Screenshot of fictional blog "A blog in the Park", on the page asking visitors to sign a petition to stop the sale of Earthband
Screenshot of fictional blog "A blog in the Park", on the page titled "My Final Post: Habitat Loss Hurts us All, Let's start truly making the connection"

This was a “Black Mirror” style critical design project that attempted to highlight how disconnected we are to the world around us. In this fictional scenario, EarthBand is a wearable device developed in collaboration between a big tech company (FriendlyTech) and an environmentalist working at a national park. EarthBand’s main goal is to help users connect with ‘nonhumans’ by heightening our natural senses and dulling our phone notifications.  

The wearable device has a number of components that let users experience their connections to nature differently. The hope is to help people become more aware of their entanglements with the world around them, and to cultivate a better sense of shared responsibility for the planet (especially in the face of climate change). This all seems well and good, but things don’t go according to plan. During the launch event, national parks and precious natural habitats are destroyed by the very people supposedly interested in EarthBand’s benefits.  

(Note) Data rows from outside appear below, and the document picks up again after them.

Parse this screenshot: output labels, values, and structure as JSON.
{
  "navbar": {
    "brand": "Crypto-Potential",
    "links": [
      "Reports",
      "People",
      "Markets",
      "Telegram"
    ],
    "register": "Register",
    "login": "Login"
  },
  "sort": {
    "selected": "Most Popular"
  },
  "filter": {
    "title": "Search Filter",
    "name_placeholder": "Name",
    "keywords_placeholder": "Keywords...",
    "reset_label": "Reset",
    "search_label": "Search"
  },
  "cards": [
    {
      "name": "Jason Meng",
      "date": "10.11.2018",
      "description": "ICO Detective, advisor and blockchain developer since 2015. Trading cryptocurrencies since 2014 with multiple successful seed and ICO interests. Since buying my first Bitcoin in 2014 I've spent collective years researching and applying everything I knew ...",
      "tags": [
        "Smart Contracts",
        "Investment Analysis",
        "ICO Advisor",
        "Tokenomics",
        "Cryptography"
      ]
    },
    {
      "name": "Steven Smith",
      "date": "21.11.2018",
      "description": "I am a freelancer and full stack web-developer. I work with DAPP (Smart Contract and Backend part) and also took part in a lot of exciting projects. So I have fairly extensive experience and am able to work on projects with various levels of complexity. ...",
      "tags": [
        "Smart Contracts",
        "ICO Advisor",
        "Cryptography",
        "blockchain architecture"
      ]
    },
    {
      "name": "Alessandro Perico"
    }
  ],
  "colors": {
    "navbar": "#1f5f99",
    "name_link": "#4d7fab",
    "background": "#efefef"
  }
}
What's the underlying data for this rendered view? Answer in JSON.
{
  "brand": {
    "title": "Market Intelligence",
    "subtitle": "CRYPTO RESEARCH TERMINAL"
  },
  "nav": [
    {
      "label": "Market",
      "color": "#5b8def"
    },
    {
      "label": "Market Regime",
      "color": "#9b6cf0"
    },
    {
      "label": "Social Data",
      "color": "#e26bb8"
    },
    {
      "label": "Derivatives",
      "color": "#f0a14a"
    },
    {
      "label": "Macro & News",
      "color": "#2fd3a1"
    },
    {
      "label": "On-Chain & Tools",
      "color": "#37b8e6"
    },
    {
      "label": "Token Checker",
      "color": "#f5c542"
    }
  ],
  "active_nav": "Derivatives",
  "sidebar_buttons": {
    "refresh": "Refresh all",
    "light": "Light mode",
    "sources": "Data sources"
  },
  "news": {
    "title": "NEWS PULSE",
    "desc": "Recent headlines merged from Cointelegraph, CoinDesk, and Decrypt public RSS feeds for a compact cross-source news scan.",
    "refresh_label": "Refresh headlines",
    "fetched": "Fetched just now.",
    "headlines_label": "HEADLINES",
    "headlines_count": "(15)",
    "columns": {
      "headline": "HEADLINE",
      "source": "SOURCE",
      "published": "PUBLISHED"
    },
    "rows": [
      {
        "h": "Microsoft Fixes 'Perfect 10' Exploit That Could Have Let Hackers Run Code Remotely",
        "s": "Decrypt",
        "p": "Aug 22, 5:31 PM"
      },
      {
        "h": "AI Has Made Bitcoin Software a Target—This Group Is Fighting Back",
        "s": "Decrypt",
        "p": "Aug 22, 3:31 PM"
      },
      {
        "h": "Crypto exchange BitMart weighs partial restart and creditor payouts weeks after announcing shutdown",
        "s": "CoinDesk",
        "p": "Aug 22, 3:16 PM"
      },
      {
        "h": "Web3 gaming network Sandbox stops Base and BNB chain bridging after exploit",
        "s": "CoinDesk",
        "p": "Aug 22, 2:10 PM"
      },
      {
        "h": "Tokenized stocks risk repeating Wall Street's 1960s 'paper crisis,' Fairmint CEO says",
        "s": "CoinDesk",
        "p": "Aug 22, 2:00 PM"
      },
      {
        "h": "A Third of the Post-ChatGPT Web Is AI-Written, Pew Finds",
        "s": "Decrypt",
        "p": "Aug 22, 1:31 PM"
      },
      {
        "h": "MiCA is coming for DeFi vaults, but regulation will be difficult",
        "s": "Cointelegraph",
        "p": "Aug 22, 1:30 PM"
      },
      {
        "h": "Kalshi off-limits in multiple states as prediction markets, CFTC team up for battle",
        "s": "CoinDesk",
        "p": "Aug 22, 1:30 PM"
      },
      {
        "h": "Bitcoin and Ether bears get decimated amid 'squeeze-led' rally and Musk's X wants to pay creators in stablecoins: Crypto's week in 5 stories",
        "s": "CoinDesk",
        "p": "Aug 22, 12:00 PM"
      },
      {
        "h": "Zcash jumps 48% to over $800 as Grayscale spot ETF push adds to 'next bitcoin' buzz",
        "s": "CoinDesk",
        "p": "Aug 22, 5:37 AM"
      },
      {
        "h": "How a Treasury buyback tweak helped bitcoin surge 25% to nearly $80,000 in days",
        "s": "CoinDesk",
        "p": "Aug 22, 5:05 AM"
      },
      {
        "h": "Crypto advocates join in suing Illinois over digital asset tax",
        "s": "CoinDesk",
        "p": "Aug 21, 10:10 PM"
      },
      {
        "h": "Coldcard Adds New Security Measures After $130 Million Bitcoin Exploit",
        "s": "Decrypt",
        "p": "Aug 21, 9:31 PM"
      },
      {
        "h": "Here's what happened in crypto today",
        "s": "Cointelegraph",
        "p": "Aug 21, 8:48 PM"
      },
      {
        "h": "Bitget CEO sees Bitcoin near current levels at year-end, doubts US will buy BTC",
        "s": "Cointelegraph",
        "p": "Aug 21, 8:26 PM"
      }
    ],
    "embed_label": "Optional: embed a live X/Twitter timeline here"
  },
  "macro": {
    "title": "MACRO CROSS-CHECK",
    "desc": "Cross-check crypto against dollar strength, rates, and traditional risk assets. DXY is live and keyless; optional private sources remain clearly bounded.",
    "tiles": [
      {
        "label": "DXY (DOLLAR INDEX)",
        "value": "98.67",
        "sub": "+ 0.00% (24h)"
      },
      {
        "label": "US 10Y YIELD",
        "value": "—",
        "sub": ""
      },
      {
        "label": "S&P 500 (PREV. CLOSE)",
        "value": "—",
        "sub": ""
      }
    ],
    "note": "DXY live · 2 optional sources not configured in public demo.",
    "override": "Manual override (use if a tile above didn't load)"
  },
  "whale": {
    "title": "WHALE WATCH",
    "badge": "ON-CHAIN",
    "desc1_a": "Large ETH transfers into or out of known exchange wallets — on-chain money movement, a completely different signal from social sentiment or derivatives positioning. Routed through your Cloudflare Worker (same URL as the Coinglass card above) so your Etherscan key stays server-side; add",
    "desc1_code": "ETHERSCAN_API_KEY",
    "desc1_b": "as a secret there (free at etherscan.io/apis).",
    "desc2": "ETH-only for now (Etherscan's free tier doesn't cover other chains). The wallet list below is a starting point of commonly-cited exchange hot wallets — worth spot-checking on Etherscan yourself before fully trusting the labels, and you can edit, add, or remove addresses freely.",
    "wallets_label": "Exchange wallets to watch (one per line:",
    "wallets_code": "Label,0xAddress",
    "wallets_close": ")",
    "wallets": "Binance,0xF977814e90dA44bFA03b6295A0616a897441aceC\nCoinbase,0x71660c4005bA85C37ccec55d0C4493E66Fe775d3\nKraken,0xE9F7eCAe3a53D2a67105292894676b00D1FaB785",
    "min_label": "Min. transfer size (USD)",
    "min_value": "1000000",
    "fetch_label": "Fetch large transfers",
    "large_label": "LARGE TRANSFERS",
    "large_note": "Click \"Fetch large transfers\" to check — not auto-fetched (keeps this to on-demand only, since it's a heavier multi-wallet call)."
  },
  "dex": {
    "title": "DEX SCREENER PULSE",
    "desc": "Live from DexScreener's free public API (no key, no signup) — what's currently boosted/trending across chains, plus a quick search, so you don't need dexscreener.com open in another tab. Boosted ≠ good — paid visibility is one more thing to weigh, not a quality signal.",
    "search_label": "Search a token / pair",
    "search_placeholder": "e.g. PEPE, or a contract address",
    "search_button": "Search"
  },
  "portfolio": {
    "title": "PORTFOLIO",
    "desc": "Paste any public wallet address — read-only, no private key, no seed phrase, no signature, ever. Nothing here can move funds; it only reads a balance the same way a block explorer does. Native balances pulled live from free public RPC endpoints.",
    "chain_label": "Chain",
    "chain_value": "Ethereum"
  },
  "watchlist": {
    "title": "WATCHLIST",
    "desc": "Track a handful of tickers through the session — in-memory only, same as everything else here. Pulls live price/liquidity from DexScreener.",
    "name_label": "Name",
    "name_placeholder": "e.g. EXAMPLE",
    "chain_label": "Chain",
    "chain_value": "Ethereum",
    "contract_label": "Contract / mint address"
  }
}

This speculative scenario is presented through the environmentalist’s personal blog, including videos, protype sketches, and fictional news clippings: A Blog in the Park

Earthband video sample: https://youtu.be/qb9gCeM8mxU 

Designer: Christopher Rogers, MA Student, MA student, Experimental Digital Media (XDM)